Should I mist my jade plant?

Even though jade plants are difficult to destroy, correct care practices should be followed to ensure the best development and longevity. Take a look at the following care instructions to learn how to maintain your plant robust and healthy.

Sunshine: A jade plant is one of the greatest plants to keep in direct sunlight in your home. To continue to develop happily and avoid becoming stunted and short, they require full sun. Allowing your jade plant at least four hours of direct sunshine per day, or leaving it in a sunny area for the entire day, is a decent rule of thumb.

Water: During the summer and winter, the plant requires different watering regimes. The plant may only require watering every two to three weeks during the winter. Water the plant once a week during the summer. Overwatering the jade plant is never a good idea, but if you do, make sure the plant has had time to absorb the excess water before watering it again. Touching the earth is an easy way to detect if the plant needs to be watered. You want the soil to stay moist; when it dries out, it’s time to water it.

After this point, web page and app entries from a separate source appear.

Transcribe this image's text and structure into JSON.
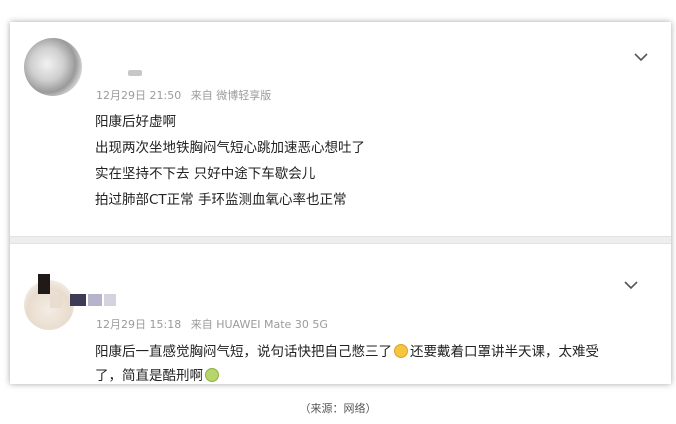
{
  "post1": {
    "username": "",
    "time": "12月29日 21:50",
    "source": "来自 微博轻享版",
    "lines": [
      "阳康后好虚啊",
      "出现两次坐地铁胸闷气短心跳加速恶心想吐了",
      "实在坚持不下去 只好中途下车歇会儿",
      "拍过肺部CT正常 手环监测血氧心率也正常"
    ]
  },
  "post2": {
    "time": "12月29日 15:18",
    "source": "来自 HUAWEI Mate 30 5G",
    "line1_a": "阳康后一直感觉胸闷气短，说句话快把自己憋三了",
    "line1_b": "还要戴着口罩讲半天课，太难受",
    "line2_a": "了，简直是酷刑啊"
  },
  "emojis": [
    "crying-face-icon",
    "nauseated-face-icon"
  ],
  "caption": "（来源：网络）"
}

Temperatures: Jade plants prefer direct sunlight and thrive best at room temperature, such as 65o to 75oF. Because jade plants are not frost-tolerant, they cannot withstand the cold. We recommend moving your plant to a warmer location whenever the temperature drops below 50oF. They’ll be alright at temps above 75 degrees Fahrenheit for brief periods of time.

Toxicity: Although the jade plant is a beautiful addition to any home, it is hazardous to children and pets. It is possible that touching or eating these plants will cause harm. such as nausea, exhaustion, and itchy/burning skin

Mealybugs are the most prevalent pests that affect jade plants. Look for cotton patches along the connection between the stem and the leaves to spot these bugs. Mealybugs feed on the sap of the plant and, as a result of the sticky material they secrete, cause an infection known as sooty mold.

To completely eliminate mealybugs and safeguard your jade plant, scrub it with rubbing alcohol multiple times. You may need to get rid of the jade plant under extreme circumstances.

Problems: Drooping is one of the few challenges that a jade plant will confront. The jade plant’s leaves will begin to sink to the ground, indicating that it is dying. Overwatering in the winter is the most common cause of droopiness. During the winter, instead of thoroughly watering your jade plant, spritz it with a spray bottle.

When thoroughly watering the plant in the summer, make sure the jade is in a drainage pot so that excess water can drain and the roots don’t drown.

Repotting: Repotting a jade plant isn’t always necessary unless there’s mold or poor soil around it. Repotting a jade plant should be avoided for several years. Repotting may cause the plant’s development to stall as it adjusts, but don’t be afraid.

Propagation: Rooting jade plant cuttings is a simple procedure that does not harm the plant. Find a healthy branch with no illnesses or browning surrounding the leaf to pull a piece of the plant off to reproduce. To root the jade plant into another container, the branch should be at least three to four inches long. Make sure you have a sharp knife on hand.

After successfully cutting the branch, let one to two weeks for the jade plant’s wound to heal. This is due to the fact that if you plant the branch moist, it will acquire a disease and be unable to grow. You can apply rooting hormone to the incision to hasten the rooting process. After waiting, plant the branch in the soil mixture by poking a hole with your finger or a pencil and then inserting the branch. Wait until the plant’s roots begin to grow before watering it (two to three weeks).

Is coffee good for Jade plants?

The Crassula Ovata plant is known as the jade plant, but it is also known as the lucky plant, money plant, or money tree, and is native to South Africa. Jade plants are one of the most frequent coffee drinkers, and watering them with cold-brewed coffee can help them maintain their full dark green color and strengthen their stems. This will keep your jade plant from shedding its leaves. Overwatering this houseplant is a common cause of a dying jade plant, so make sure the soil is completely dry between waterings.